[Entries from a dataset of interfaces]
►

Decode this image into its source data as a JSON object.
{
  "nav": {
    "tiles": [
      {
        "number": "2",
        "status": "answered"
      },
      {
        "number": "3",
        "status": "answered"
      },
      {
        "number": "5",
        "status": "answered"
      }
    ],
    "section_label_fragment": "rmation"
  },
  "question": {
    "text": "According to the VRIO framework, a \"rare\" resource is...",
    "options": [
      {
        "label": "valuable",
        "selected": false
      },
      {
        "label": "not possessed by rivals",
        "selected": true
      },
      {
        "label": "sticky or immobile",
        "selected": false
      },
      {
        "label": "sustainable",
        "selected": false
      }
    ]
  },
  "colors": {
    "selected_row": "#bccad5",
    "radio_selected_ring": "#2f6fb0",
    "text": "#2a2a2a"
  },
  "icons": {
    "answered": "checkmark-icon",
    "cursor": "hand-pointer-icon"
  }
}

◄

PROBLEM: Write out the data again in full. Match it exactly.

WRITTEN ANSWER:
Decode this image into its source data as a JSON object.
{
  "nav": {
    "tiles": [
      {
        "number": "2",
        "status": "answered"
      },
      {
        "number": "3",
        "status": "answered"
      },
      {
        "number": "5",
        "status": "answered"
      }
    ],
    "section_label_fragment": "rmation"
  },
  "question": {
    "text": "According to the VRIO framework, a \"rare\" resource is...",
    "options": [
      {
        "label": "valuable",
        "selected": false
      },
      {
        "label": "not possessed by rivals",
        "selected": true
      },
      {
        "label": "sticky or immobile",
        "selected": false
      },
      {
        "label": "sustainable",
        "selected": false
      }
    ]
  },
  "colors": {
    "selected_row": "#bccad5",
    "radio_selected_ring": "#2f6fb0",
    "text": "#2a2a2a"
  },
  "icons": {
    "answered": "checkmark-icon",
    "cursor": "hand-pointer-icon"
  }
}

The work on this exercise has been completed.